This is by far the most common question I am asked when it comes to conversion tracking and testing. To put it as briefly as possible, it depends on your website.
There are hundreds if not thousands of different elements and factors that can have an impact on conversion rates and the tests that you should be performing depend highly on your individual website. By putting together a website conversion optimisation plan and doing some initial tracking, you will easily see a few areas that require looking at and further testing.
When you perform initial tracking and start carrying out your first tests, everything will begin to snowball. Soon, you will find yourself with many pages, elements, and other things to test.
This is known as A/B testing and three of the most commonly tested elements are:
1. Landing Page Copy
Your landing page’s copy is going to be the first thing potential customers see and it is important to get it right.
- Is it too long?
- Do you misspell words?
- Is it littered with bad grammar?
- Is it easy to read, or are there lots of big words?
- Is it superfluous?
Changing up your landing page copy to something that’s straightforward, easy to read, uses a plain font, and doesn’t try to be too clever will make the best impression.
2. Calls to Action (e.g. “Join our mailing list now!”)
Most successful sites have some form of call-to-action nestled towards the bottom of their landing page or in another key area such as the sidebar. Conversion tracking will reveal whether people are seeing and interacting with your CTA or ignoring it altogether.

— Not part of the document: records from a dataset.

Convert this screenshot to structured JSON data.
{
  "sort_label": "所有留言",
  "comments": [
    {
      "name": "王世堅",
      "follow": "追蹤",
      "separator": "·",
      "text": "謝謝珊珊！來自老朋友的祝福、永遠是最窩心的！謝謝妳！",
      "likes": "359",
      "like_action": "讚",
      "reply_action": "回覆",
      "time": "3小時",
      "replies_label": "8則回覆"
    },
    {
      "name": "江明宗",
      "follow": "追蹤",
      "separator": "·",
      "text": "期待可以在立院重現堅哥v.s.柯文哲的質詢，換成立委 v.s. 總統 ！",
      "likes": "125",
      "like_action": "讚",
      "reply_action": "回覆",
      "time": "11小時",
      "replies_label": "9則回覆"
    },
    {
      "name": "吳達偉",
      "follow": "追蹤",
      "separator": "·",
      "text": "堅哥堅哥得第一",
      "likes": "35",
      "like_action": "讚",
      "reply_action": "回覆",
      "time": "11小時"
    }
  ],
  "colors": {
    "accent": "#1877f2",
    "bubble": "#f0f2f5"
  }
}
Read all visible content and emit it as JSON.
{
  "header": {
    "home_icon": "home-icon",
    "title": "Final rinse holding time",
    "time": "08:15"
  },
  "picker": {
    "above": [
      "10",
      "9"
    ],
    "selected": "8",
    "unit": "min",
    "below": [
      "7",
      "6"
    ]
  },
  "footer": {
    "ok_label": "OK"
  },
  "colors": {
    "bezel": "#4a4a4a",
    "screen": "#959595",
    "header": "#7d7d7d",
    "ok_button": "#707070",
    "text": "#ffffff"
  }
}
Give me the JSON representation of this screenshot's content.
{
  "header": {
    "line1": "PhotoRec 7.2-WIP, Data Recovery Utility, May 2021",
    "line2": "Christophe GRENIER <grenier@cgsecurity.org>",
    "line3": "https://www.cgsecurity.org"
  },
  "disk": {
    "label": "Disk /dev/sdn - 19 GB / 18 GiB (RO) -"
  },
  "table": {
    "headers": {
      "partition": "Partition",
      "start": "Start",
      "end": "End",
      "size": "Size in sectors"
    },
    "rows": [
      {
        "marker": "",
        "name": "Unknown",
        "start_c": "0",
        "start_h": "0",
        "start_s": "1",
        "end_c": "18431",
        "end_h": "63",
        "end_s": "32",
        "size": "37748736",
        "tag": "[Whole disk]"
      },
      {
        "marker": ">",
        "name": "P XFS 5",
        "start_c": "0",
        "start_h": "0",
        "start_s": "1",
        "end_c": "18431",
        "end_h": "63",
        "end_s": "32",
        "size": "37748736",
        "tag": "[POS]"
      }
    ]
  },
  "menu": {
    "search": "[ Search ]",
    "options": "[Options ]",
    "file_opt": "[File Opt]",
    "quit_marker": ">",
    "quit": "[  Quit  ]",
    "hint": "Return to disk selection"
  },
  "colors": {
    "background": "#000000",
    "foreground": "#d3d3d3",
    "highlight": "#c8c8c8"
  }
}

- Is your CTA too small?
- Is it out of place?
- Does it encourage your visitor to do something, or does it just say, “Click Here!”?
- Is it designed in a way that complements your site?
With a CTA, you should be tracking the clickthrough rate—how many people are clicking your CTA—and the conversion rate—how many of those people end up making a sale—to truly understand whether it is suitable.
For CTAs, you can experiment with different colors, wording, fonts, whether the CTA is fixed on the page or slides in, its size, and where it is located, amongst other things.
3. Social Share Buttons
Social share buttons are great, but they can still be used incorrectly. Not littering your site with social share buttons, placing them in the right places, and excluding them from certain pages is a good start.
For example, it’s better to nestle your social share buttons in your landing page’s footer or at the top of the page, whereas on your blog it is more appropriate to place them in the sidebar next to a post. On your sales page, it’s often good to remove them completely. Why? Because when visitors are on your sales page, you don’t want them to be distracted by anything else.
Find What Works for You
Conversion rate optimisation and testing is a long-term process, it’s not something that can be done overnight. A huge part of this process is assessing your website, putting together a plan and finding out what works (and what doesn’t work) for your own site.
You may need to test five, six, seven or more different calls to action before you find the right one for you, for example.